But our elites should not become too sanguine because of their liberation credentials. Increasingly the history of this continent is becoming one where citizens stand up against wouldbe liberators, who have become perverted by the trappings of power. This too can happen in South Africa. Only a mature response to our moment of reckoning, by government, business and labour can avert this.

And in the meantime, while we wallow on in this moment of reckoning, we remain caught, as Achille Mbembe describes, "between an intractable present and an irrecoverable past, between things that are no longer, and things that are not yet". We remain trapped in South Africa's suspended revolution.

But as I have also argued: there is still hope. And perhaps it is best to articulate this hope, as I conclude, through the words of Bob Dylan, a cultural icon in an earlier moment of reckoning in another society, whose words were sung throughout the 1960s on the campuses across the US:

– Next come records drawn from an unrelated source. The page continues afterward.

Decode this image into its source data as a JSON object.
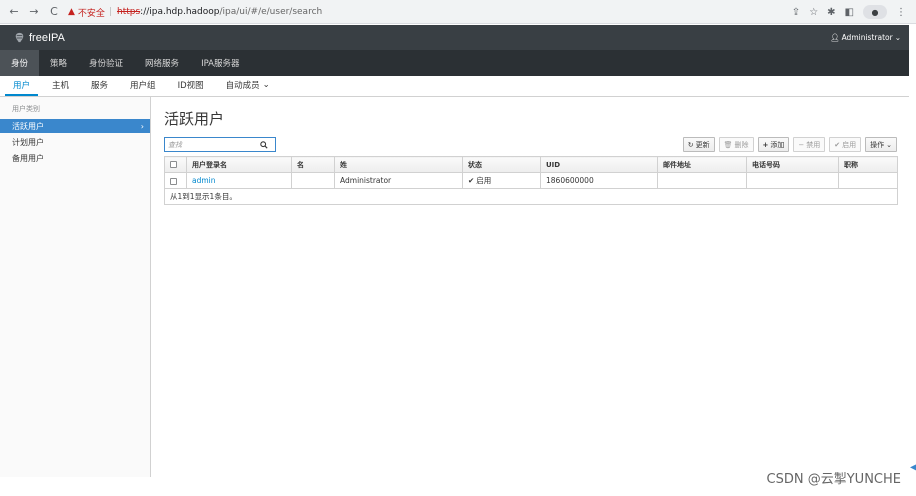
{
  "browser": {
    "back": "←",
    "forward": "→",
    "reload": "C",
    "insecure_label": "不安全",
    "url_scheme": "https",
    "url_rest": "://ipa.hdp.hadoop",
    "url_path": "/ipa/ui/#/e/user/search"
  },
  "header": {
    "brand": "freeIPA",
    "user_menu": "Administrator"
  },
  "main_nav": [
    {
      "label": "身份",
      "active": true
    },
    {
      "label": "策略",
      "active": false
    },
    {
      "label": "身份验证",
      "active": false
    },
    {
      "label": "网络服务",
      "active": false
    },
    {
      "label": "IPA服务器",
      "active": false
    }
  ],
  "sub_nav": [
    {
      "label": "用户",
      "active": true
    },
    {
      "label": "主机",
      "active": false
    },
    {
      "label": "服务",
      "active": false
    },
    {
      "label": "用户组",
      "active": false
    },
    {
      "label": "ID视图",
      "active": false
    },
    {
      "label": "自动成员",
      "active": false
    }
  ],
  "sidebar": {
    "heading": "用户类别",
    "items": [
      {
        "label": "活跃用户",
        "active": true
      },
      {
        "label": "计划用户",
        "active": false
      },
      {
        "label": "备用用户",
        "active": false
      }
    ]
  },
  "page": {
    "title": "活跃用户",
    "search_placeholder": "查找"
  },
  "toolbar": {
    "refresh": "更新",
    "delete": "删除",
    "add": "添加",
    "disable": "禁用",
    "enable": "启用",
    "actions": "操作"
  },
  "table": {
    "columns": [
      "用户登录名",
      "名",
      "姓",
      "状态",
      "UID",
      "邮件地址",
      "电话号码",
      "职称"
    ],
    "rows": [
      {
        "login": "admin",
        "first": "",
        "last": "Administrator",
        "status": "启用",
        "uid": "1860600000",
        "email": "",
        "phone": "",
        "title": ""
      }
    ],
    "footer": "从1到1显示1条目。"
  },
  "watermark": "CSDN @云掣YUNCHE",
  "colors": {
    "accent": "#0088ce",
    "sidebar_active": "#3a87cc",
    "header_bg": "#393f44",
    "nav_bg": "#2b3034"
  }
}
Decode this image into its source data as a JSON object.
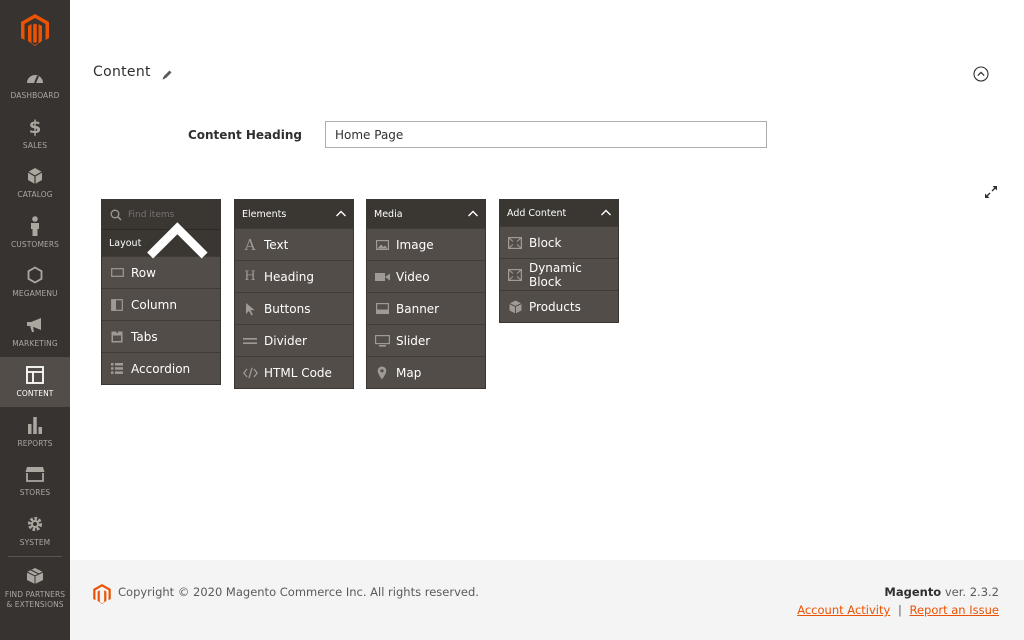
{
  "sidebar": {
    "items": [
      {
        "label": "DASHBOARD",
        "icon": "dashboard-icon"
      },
      {
        "label": "SALES",
        "icon": "dollar-icon"
      },
      {
        "label": "CATALOG",
        "icon": "cube-icon"
      },
      {
        "label": "CUSTOMERS",
        "icon": "person-icon"
      },
      {
        "label": "MEGAMENU",
        "icon": "hexagon-icon"
      },
      {
        "label": "MARKETING",
        "icon": "megaphone-icon"
      },
      {
        "label": "CONTENT",
        "icon": "layout-icon",
        "active": true
      },
      {
        "label": "REPORTS",
        "icon": "bar-chart-icon"
      },
      {
        "label": "STORES",
        "icon": "store-icon"
      },
      {
        "label": "SYSTEM",
        "icon": "gear-icon"
      }
    ],
    "partners": {
      "line1": "FIND PARTNERS",
      "line2": "& EXTENSIONS"
    }
  },
  "section": {
    "title": "Content"
  },
  "form": {
    "heading_label": "Content Heading",
    "heading_value": "Home Page"
  },
  "panels": {
    "search_placeholder": "Find items",
    "layout": {
      "title": "Layout",
      "items": [
        "Row",
        "Column",
        "Tabs",
        "Accordion"
      ]
    },
    "elements": {
      "title": "Elements",
      "items": [
        "Text",
        "Heading",
        "Buttons",
        "Divider",
        "HTML Code"
      ]
    },
    "media": {
      "title": "Media",
      "items": [
        "Image",
        "Video",
        "Banner",
        "Slider",
        "Map"
      ]
    },
    "add_content": {
      "title": "Add Content",
      "items": [
        "Block",
        "Dynamic Block",
        "Products"
      ]
    }
  },
  "footer": {
    "copyright": "Copyright © 2020 Magento Commerce Inc. All rights reserved.",
    "brand": "Magento",
    "version": " ver. 2.3.2",
    "link_activity": "Account Activity",
    "separator": "|",
    "link_issue": "Report an Issue"
  },
  "colors": {
    "accent": "#eb5202",
    "sidebar": "#373330",
    "panel": "#524d49",
    "panel_head": "#3a3632"
  }
}
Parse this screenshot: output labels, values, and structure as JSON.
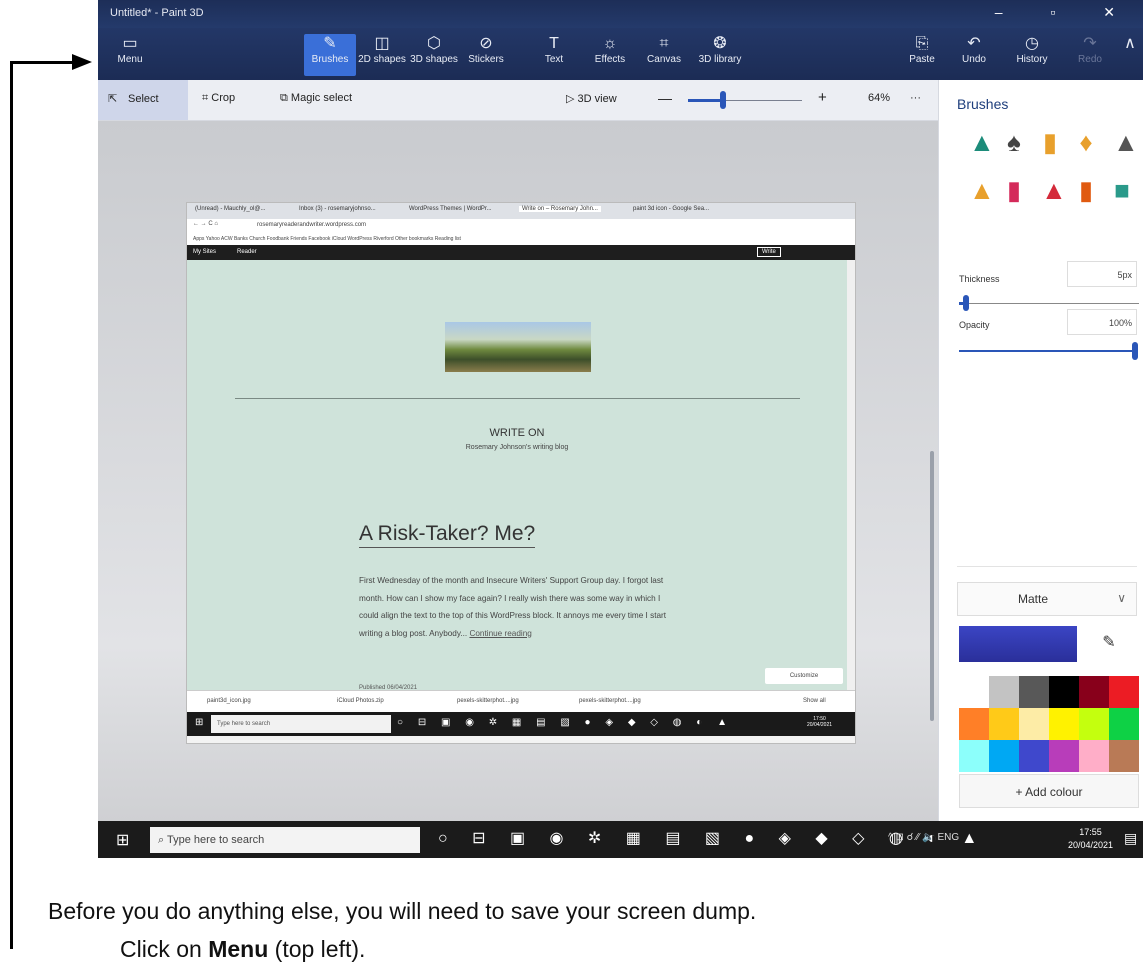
{
  "instruction": {
    "line1": "Before you do anything else, you will need to save your screen dump.",
    "line2_prefix": "Click on ",
    "line2_bold": "Menu",
    "line2_suffix": " (top left)."
  },
  "app": {
    "title": "Untitled* - Paint 3D",
    "window_controls": "–  ▫  ✕"
  },
  "toolbar": {
    "menu": "Menu",
    "brushes": "Brushes",
    "shapes2d": "2D shapes",
    "shapes3d": "3D shapes",
    "stickers": "Stickers",
    "text": "Text",
    "effects": "Effects",
    "canvas": "Canvas",
    "library": "3D library",
    "paste": "Paste",
    "undo": "Undo",
    "history": "History",
    "redo": "Redo"
  },
  "subbar": {
    "select": "Select",
    "crop": "Crop",
    "magic_select": "Magic select",
    "view3d": "3D view",
    "zoom_value": "64%",
    "zoom_fraction": 0.31,
    "more": "···"
  },
  "inner": {
    "tabs": [
      "(Unread) - Mauchly_ol@...",
      "Inbox (3) - rosemaryjohnso...",
      "WordPress Themes | WordPr...",
      "Write on – Rosemary John...",
      "paint 3d icon - Google Sea..."
    ],
    "address": "rosemaryreaderandwriter.wordpress.com",
    "bookmarks": "Apps  Yahoo  ACW  Banks  Church  Foodbank  Friends  Facebook  iCloud  WordPress  Riverford   Other bookmarks  Reading list",
    "wp_my_sites": "My Sites",
    "wp_reader": "Reader",
    "wp_write": "Write",
    "blog_title": "WRITE ON",
    "blog_tagline": "Rosemary Johnson's writing blog",
    "post_title": "A Risk-Taker? Me?",
    "post_body": "First Wednesday of the month and Insecure Writers' Support Group day. I forgot last month. How can I show my face again? I really wish there was some way in which I could align the text to the top of this WordPress block. It annoys me every time I start writing a blog post. Anybody... ",
    "post_link": "Continue reading",
    "customize": "Customize",
    "published": "Published 06/04/2021",
    "downloads": [
      "paint3d_icon.jpg",
      "iCloud Photos.zip",
      "pexels-skitterphot....jpg",
      "pexels-skitterphot....jpg"
    ],
    "show_all": "Show all",
    "search": "Type here to search",
    "clock_time": "17:50",
    "clock_date": "20/04/2021"
  },
  "panel": {
    "title": "Brushes",
    "thickness_label": "Thickness",
    "thickness_value": "5px",
    "opacity_label": "Opacity",
    "opacity_value": "100%",
    "finish": "Matte",
    "add_colour": "Add colour",
    "current_colour": "#3b45c4",
    "palette": [
      "#ffffff",
      "#c3c3c3",
      "#585858",
      "#000000",
      "#88001b",
      "#ec1c24",
      "#ff7f27",
      "#ffca18",
      "#fdeca6",
      "#fff200",
      "#c4ff0e",
      "#0ed145",
      "#8cfffb",
      "#00a8f3",
      "#3f48cc",
      "#b83dba",
      "#ffaec8",
      "#b97a56"
    ]
  },
  "taskbar": {
    "search": "Type here to search",
    "tray": "^  ⊡  ☌  ⁄⁄  🔈  ENG",
    "time": "17:55",
    "date": "20/04/2021"
  }
}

"The Times They Are A-Changin'"

Come gather 'round people

Wherever you roam

And admit that the waters

Around you have grown

And accept it that soon

You'll be drenched to the bone

If your time to you

Is worth savin'

Then you better start swimmin'

Or you'll sink like a stone

For the times they are a-changin'.

Come writers and critics

Who prophesize with your pen

And keep your eyes wide

The chance won't come again

And don't speak too soon

For the wheel's still in spin

And there's no tellin' who

That it's namin'

For the loser now

Will be later to win

For the times they are a-changin'.

Come senators, congressmen

Please heed the call

Don't stand in the doorway

Don't block up the hall

For he that gets hurt

Will be he who has stalled

There's a battle outside

And it is ragin'

It'll soon shake your windows

And rattle your walls

For the times they are a-changin'.

Come mothers and fathers

Throughout the land

And don't criticize

What you can't understand

Your sons and your daughters

Are beyond your command

Your old road is

Rapidly agin'

Please get out of the new one

If you can't lend your hand

For the times they are a-changin'

This an edited version of the speech delivered by Adam Habib at the annual Ahmed Kathrada lecture in Johannesburg on 14 October 2013. To read the address by National Planning Commission member Bobby Godsell click here.

Adam Habib is Vice-Chancellor and Principal of the University of Witwatersrand. He is the author of 'South Africa's Suspended Revolution: Hopes and Prospects'.